ASSIGNMENT | Every line of the material that mentions the word "styles" should be copied out.

PROVIDED RECORDS |
--- --- ---
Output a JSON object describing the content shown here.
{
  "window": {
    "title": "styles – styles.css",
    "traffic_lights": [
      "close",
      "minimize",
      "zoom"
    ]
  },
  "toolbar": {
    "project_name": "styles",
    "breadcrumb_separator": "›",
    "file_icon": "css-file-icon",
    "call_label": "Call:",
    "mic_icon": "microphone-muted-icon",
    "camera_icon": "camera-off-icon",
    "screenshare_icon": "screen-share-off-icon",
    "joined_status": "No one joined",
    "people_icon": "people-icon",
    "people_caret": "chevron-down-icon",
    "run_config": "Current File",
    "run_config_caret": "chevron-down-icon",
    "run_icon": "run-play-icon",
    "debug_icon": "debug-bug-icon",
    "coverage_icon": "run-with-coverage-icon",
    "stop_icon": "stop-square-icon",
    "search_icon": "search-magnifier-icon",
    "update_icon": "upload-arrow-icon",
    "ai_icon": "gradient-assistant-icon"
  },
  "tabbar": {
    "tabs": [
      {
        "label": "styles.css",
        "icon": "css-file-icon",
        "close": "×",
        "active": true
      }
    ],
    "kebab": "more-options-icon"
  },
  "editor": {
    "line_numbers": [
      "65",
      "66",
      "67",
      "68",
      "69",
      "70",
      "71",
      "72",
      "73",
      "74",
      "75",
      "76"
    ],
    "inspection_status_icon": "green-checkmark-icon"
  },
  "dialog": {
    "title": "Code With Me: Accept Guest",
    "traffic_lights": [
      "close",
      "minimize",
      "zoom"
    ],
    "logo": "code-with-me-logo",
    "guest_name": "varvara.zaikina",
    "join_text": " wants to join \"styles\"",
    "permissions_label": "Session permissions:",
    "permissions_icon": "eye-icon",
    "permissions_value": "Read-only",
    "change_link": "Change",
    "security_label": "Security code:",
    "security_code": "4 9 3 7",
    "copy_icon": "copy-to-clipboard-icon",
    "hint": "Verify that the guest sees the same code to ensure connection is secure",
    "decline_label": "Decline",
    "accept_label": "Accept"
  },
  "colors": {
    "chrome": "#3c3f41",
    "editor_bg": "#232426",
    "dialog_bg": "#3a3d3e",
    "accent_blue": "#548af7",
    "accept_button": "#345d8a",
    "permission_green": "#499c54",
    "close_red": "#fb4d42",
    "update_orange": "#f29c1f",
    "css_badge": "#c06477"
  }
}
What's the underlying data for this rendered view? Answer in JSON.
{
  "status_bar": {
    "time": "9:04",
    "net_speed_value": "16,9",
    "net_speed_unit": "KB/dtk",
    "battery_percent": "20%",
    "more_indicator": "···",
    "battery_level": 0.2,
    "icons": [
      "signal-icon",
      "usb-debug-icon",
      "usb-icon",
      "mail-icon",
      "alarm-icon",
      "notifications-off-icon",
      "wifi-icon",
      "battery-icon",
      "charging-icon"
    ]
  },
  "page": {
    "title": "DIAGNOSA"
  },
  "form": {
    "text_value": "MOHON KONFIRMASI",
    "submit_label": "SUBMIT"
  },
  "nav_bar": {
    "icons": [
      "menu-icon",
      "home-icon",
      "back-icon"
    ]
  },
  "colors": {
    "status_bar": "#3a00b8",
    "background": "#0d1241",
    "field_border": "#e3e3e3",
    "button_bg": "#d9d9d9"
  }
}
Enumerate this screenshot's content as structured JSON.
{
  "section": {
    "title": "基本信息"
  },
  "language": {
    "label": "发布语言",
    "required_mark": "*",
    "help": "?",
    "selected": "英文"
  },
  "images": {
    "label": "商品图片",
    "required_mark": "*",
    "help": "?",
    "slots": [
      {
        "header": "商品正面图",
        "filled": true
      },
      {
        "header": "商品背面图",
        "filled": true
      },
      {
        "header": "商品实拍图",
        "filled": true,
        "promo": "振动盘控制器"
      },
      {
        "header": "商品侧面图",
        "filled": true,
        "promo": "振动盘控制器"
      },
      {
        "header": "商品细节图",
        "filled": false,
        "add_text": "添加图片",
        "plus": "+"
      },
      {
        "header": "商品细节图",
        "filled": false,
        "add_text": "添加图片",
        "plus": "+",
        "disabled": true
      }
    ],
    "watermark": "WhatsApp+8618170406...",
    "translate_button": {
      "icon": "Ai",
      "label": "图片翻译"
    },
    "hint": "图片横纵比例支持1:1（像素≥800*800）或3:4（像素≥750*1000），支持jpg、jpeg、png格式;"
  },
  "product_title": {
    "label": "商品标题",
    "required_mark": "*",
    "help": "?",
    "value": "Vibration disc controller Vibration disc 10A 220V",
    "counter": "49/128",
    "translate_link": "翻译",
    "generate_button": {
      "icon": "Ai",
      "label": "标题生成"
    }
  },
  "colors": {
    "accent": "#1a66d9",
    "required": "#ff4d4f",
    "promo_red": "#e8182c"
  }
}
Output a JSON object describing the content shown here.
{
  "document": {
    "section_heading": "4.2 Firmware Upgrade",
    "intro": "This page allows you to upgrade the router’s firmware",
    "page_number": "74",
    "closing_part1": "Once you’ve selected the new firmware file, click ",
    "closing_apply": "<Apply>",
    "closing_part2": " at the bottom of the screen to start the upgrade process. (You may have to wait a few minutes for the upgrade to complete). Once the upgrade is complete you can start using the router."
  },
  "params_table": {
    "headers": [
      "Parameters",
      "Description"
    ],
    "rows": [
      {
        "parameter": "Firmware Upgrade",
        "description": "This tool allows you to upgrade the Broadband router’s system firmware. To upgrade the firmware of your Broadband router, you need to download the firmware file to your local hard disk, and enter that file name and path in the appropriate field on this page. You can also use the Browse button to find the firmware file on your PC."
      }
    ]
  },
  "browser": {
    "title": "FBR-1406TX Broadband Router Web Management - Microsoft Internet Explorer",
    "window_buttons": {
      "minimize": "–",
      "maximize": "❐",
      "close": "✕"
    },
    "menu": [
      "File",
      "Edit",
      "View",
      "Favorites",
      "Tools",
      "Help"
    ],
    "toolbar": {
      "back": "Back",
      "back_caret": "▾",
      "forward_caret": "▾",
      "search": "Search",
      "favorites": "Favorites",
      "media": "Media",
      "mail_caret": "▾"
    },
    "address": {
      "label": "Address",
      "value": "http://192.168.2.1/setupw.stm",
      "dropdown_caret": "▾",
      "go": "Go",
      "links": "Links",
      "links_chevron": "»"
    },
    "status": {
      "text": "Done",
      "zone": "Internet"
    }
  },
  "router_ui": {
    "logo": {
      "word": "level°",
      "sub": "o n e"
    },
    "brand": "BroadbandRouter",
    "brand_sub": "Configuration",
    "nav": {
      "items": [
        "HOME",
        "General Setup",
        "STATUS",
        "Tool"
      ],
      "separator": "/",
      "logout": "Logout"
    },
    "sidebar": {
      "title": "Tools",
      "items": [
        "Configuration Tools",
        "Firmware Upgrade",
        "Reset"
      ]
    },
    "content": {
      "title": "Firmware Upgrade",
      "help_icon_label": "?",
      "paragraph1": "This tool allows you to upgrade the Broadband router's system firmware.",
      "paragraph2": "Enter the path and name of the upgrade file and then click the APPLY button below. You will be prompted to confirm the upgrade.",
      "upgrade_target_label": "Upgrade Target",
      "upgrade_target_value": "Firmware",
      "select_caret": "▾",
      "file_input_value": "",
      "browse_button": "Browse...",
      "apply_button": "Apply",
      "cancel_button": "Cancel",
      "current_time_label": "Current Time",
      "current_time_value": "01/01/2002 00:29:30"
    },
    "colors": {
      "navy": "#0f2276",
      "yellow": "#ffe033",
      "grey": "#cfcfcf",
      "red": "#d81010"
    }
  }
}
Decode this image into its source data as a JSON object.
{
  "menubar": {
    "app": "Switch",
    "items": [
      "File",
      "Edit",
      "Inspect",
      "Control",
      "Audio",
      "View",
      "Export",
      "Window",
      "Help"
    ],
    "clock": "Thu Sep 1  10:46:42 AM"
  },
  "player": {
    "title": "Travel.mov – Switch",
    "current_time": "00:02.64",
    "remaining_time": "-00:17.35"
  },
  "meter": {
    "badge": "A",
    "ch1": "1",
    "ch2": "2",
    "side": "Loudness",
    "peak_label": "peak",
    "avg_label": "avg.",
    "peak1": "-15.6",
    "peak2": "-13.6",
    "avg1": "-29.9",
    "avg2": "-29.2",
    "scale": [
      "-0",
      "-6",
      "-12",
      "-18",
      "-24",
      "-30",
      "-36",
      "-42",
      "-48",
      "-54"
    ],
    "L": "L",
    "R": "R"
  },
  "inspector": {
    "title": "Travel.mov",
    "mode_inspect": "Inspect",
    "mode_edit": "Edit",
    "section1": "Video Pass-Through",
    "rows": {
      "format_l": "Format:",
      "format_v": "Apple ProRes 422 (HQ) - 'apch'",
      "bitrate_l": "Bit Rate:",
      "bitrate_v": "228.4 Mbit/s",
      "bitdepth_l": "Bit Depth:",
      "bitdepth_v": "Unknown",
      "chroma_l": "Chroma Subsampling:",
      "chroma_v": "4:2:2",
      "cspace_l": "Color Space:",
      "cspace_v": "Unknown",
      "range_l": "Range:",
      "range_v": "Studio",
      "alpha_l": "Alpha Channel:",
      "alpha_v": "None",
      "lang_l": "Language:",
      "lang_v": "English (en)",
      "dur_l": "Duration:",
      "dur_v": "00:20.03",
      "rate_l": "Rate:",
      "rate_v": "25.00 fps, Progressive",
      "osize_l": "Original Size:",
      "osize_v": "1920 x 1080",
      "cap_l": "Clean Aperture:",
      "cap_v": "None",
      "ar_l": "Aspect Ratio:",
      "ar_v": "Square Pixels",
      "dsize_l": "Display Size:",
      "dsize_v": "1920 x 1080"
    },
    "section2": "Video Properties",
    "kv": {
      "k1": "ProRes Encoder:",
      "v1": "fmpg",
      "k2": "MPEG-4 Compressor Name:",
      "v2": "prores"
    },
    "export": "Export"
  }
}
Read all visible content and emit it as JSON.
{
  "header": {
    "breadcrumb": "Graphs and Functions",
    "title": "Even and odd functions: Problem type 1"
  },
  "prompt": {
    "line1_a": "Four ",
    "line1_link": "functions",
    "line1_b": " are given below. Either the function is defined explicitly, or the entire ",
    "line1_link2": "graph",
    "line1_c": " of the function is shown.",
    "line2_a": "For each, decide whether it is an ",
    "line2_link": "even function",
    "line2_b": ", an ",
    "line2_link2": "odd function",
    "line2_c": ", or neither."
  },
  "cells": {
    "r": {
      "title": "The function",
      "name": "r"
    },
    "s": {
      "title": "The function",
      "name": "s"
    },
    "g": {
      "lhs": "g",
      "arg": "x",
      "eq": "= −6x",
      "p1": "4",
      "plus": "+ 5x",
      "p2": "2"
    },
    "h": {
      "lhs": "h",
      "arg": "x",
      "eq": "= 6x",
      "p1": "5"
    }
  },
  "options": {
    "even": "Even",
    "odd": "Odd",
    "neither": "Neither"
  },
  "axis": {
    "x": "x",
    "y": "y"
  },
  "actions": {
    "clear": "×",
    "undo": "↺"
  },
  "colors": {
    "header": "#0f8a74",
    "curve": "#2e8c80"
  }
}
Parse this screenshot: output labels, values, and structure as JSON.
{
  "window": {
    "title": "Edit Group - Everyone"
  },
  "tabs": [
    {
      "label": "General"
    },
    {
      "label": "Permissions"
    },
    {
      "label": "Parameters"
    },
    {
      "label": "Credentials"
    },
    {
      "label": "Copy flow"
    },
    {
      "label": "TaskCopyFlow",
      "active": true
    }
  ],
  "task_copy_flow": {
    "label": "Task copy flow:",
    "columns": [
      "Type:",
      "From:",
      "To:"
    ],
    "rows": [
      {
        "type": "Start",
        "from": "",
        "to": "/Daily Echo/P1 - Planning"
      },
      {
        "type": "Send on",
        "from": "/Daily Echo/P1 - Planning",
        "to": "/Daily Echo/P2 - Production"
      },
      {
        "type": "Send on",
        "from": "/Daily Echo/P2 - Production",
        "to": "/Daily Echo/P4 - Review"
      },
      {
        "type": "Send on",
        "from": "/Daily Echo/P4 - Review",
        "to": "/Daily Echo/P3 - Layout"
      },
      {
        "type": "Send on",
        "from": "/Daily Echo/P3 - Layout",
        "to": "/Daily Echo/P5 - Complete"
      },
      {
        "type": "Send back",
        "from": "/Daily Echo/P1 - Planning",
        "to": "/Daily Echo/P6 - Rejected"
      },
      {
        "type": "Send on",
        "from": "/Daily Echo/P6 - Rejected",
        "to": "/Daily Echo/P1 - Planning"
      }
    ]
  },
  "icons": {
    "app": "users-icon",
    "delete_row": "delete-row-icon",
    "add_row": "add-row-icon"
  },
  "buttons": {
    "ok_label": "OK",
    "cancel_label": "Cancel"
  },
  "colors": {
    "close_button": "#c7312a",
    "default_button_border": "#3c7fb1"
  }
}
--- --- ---
ANSWER BOX |
    "title": "styles – styles.css",
    "project_name": "styles",
        "label": "styles.css",
    "join_text": " wants to join \"styles\"",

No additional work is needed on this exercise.